BY RYAN BLACK | firstname.lastname@example.org
AUBURN, Ala. — Forget the numbers.
Look, I know it will be hard. After all, we’ve been bombarded with them non-stop during Auburn’s offseason. It can overwhelm the mind if one stops to think about it; the list is dizzying. The statistics click by at a pace that would please Gus Malzahn.
Nick Marshall threw for 3,142 yards and 18 touchdowns at Garden City Community College last season.
He ran for 1,095 yards and 19 touchdowns.
The Tigers allowed opponents to rack up 420.5 yards per game on them last year.
Auburn wants to run as many plays as possible this fall — and for comparison’s sake, last season’s leader was Marshall, which had 92.8 offensive snaps per game.
It goes on and on.
But no statistic has been cited more often that the Tigers’ record in 2012: 3-9. A win Saturday against Washington State could go a long way toward finally putting last season to bed. Malzahn isn’t necessarily putting any additional pressure on himself or the team — at least not publicly.
Not that it should come as any surprise. Malzahn isn’t the type for bluster.
Even he had to admit it would be nice to begin his tenure at Auburn with a victory, though.
“It doesn’t matter if it’s the first game or any game,” he said. “I want us to play. I want us to do things right, to be disciplined and protect the football, play hard. It’s no different than any other (game), but I think it’s common sense. We’ve got a team that had great struggles last year, so definitely it’d be great to get off to a good start.”
And if the Tigers are going emerge with a ‘W’ in Game Numero Uno, it will ultimately rest with Malzahn. Two men will have a say in the offense’s play-calling. Not surprisingly, numbers come into play here, too — it’s a matter of simple subtraction.
Offensive coordinator Rhett Lashlee will speak his piece. Malzahn will think about it. And then Malzahn will decide which play to run.
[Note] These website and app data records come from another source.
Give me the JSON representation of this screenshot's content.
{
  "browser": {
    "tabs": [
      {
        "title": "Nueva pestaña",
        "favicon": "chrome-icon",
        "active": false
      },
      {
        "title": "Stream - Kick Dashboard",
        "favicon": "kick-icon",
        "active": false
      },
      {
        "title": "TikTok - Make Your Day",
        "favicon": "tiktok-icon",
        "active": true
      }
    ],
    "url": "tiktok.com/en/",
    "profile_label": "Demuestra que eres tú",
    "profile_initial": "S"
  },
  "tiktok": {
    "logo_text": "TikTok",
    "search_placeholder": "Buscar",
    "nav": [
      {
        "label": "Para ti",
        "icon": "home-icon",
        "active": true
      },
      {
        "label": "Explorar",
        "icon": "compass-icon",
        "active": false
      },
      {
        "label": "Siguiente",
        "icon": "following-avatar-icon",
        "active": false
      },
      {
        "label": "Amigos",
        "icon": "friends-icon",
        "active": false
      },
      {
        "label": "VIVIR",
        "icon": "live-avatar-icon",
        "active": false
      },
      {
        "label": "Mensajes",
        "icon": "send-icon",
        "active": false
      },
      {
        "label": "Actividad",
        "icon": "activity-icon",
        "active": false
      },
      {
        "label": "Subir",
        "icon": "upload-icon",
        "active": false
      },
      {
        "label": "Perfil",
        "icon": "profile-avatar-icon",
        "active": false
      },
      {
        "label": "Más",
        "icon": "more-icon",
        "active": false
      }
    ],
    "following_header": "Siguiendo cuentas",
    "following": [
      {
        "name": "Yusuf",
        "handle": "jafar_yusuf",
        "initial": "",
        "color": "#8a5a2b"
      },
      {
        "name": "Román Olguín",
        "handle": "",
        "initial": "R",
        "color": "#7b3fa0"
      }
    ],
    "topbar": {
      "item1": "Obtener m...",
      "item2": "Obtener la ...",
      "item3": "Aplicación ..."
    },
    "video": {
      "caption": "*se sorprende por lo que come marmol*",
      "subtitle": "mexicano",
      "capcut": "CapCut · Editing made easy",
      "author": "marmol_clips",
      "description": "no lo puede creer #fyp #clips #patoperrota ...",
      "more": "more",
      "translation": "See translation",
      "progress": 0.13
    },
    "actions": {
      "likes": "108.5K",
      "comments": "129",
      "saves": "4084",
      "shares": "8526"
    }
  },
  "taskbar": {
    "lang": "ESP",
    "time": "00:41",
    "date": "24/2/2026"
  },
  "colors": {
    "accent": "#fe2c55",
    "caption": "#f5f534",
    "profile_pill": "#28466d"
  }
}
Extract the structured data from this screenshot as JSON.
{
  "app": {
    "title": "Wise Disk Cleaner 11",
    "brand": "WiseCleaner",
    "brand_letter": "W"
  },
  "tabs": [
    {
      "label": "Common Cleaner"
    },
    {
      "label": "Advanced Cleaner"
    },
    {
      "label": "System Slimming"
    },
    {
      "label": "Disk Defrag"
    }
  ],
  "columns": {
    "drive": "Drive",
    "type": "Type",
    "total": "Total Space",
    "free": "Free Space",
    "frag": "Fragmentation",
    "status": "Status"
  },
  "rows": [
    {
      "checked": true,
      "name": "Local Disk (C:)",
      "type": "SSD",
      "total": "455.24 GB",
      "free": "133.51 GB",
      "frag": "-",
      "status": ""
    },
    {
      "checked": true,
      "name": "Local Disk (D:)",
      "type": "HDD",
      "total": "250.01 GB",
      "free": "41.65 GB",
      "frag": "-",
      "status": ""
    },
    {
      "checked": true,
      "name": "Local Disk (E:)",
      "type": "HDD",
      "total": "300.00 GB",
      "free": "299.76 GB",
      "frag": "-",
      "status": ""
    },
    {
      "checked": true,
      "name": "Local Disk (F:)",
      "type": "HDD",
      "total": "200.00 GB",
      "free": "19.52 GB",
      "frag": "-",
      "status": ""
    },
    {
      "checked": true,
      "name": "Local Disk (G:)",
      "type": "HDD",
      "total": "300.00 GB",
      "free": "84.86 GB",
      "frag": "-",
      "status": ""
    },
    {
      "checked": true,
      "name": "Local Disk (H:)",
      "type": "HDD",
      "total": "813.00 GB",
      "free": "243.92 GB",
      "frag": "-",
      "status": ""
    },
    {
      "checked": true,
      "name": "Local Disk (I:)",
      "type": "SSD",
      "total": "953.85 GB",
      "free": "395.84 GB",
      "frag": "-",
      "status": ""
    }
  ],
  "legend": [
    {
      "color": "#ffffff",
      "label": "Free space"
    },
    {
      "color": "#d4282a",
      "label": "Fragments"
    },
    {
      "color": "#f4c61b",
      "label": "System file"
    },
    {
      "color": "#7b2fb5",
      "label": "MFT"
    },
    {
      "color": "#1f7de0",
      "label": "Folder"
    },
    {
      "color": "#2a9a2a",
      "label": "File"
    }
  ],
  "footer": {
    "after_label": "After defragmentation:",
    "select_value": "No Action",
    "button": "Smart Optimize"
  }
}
Some Tigers might have to settle for being a little disappointed their number — yes, there’s that word again — isn’t called often. Since Malzahn prefers to lean more toward the run, Auburn’s receivers will have to make the most of their opportunities in the passing game.
Then again, anything beats last season. No player has said it yet, but reading between the lines, it’s easy to deduce: They loathed Scot Loeffler’s pro-style system, which produced a putrid 18.7 points per game.
Yep, more stats.
They’re just impossible to avoid.
Similarly, receiver Quan Bray tiptoed around the elephant in the room regarding Loeffler’s less-than-stellar — to put it nicely — offensive output last year.
No, that’s not Bray’s way.
Like a good company man, he chose to emphasize what he liked about the hurry-up, no-huddle scheme the Tigers will use this fall.
“We have a lot spread guys,” the junior receiver said. “For (Malzahn) to come back, it’s a great thing because we have a lot of speed on the inside and on the outside and we’ve got a lot of playmakers at every position.”
So what kind of — wait for it — numbers will the Tigers tally in the opener?
Bray wasn’t shy about giving his take. Heck, he’s already thrown a number (yes, again) out there for Saturday: He wants to see the Tigers put 70 points on the board.
A lofty goal, if nothing else. A bit misguided, but lofty nonetheless.
Anyone focusing on the Tigers’ point total Saturday is missing the point.
Call it the Reverse Grantland Rice Theory.
When people look back on Saturday’s contest one day, they won’t care how the Tigers played the game.
What will matter is whether the Tigers won or lost.
It’s a harsh truth, but numbers show no favoritism.
Unlike most statistics, it’s an adage worth remembering.